Jesus of Nazareth is a carpenter in Roman-occupied Judea, torn between his own desires and his knowledge that God has a plan for him. His conflict results in self-loathing, and he collaborates with the Romans to crucify Jewish rebels.
Judas Iscariot, a friend of Jesus’ originally sent to kill him for collaboration, instead suspects that Jesus is the Messiah and asks him to lead a liberation war against the Romans. Jesus replies that his message is love of mankind; whereupon Judas joins Jesus in his ministry, but threatens to kill him if he strays from the purpose of rebellion. Jesus also has an undisclosed prior relationship with Mary Magdalene, a Jewish prostitute.
After saving Mary Magdalene from a mob gathered to stone her for prostitution and working on the sabbath, Jesus starts preaching. He acquires disciples, but remains uncertain of his role. He visits John the Baptist, who baptizes him, and the two discuss theology and politics. John’s primary goal is to gain freedom from the Romans, while Jesus maintains people should tend to matters of the spirit. Jesus then goes into the desert to test God’s connection to himself, where he is tempted by Satan, but resists and envisions himself with an axe, being instructed by John the Baptist in answer to Jesus’s dilemma of whether to choose the path of love (symbolized by the heart) or the path of violence (represented by the axe). Jesus returns from the desert to the home of Martha and Mary of Bethany, who restore him to health and attempt to persuade him that the way to please God is to have a home, a marriage, and children. Jesus then appears to his waiting disciples to tear out his own heart and invites them to follow him. With newfound confidence he performs various miracles and raises Lazarus from the dead.
Eventually his ministry reaches Jerusalem, where Jesus performs the Cleansing of the Temple and leads a small army to capture the temple by force, but halts on the steps to await a sign from God. He begins bleeding from his hands, which he recognizes as a sign that he must die on the cross to bring salvation to mankind. Confiding in Judas, he persuades the latter to give him to the Romans, despite Judas’s inclination otherwise. Jesus convenes his disciples for Passover seder, whereupon Judas leads a contingent of soldiers to arrest Jesus in the garden of Gethsemane. Jesus turns himself over. Pontius Pilate confronts Jesus and tells him that he must be put to death because he represents a threat to the Roman Empire. Jesus is flogged, a crown of thorns is placed on his head and finally he is crucified.
While on the cross, Jesus converses with a young girl who claims to be his guardian angel. She tells him that although he is the Son of God, he is not the Messiah, and that God is pleased with him, and wants him to be happy. She brings him down off the cross and, invisible to others, takes him to Mary Magdalene, whom he marries. They are soon expecting a child and living an idyllic life; but she abruptly dies, and Jesus is consoled by his angel; next he takes Mary and Martha, the sisters of Lazarus, for his wives. He starts a family with them, having many children, and lives his life in peace.

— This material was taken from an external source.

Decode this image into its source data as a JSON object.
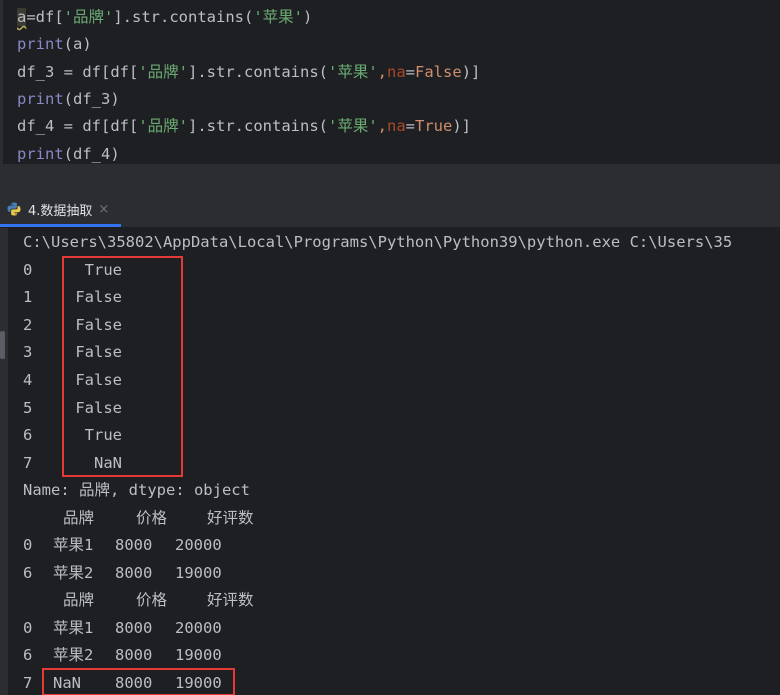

Many years later, Jesus encounters the apostle Paul preaching about the Messiah, telling stories of Jesus’s resurrection and ascension to heaven. Jesus tries to tell Paul that he is the man about whom Paul has been preaching, and argues that salvation cannot be founded on lies. But Paul is unmoved, saying that even if his message is not the truth, it is what the world needs to hear, and nothing will stop him from proclaiming it.
Near the end of his life, an elderly Jesus calls his former disciples to his bed. Peter, Nathaniel, and a scarred John visit their master as Jerusalem is in the throes of the Jewish Rebellion against the Romans. Judas comes last and reveals that the youthful angel who released Jesus from the crucifixion is in fact Satan. Crawling back through the burning city of Jerusalem, Jesus reaches the site of his crucifixion and begs God to let him fulfill his purpose and to “let him be God’s son.”
Then Jesus finds himself on the cross once more, having overcome the “last temptation” of escaping death, being married and raising a family, and the ensuing disaster that would have consequently encompassed mankind. Naked and bloody, Jesus cries out in intense emotion as he dies, “It is accomplished!”, in realization that he has saved the soul of man. The screen flickers to white and the sound of triumphant bells tolling.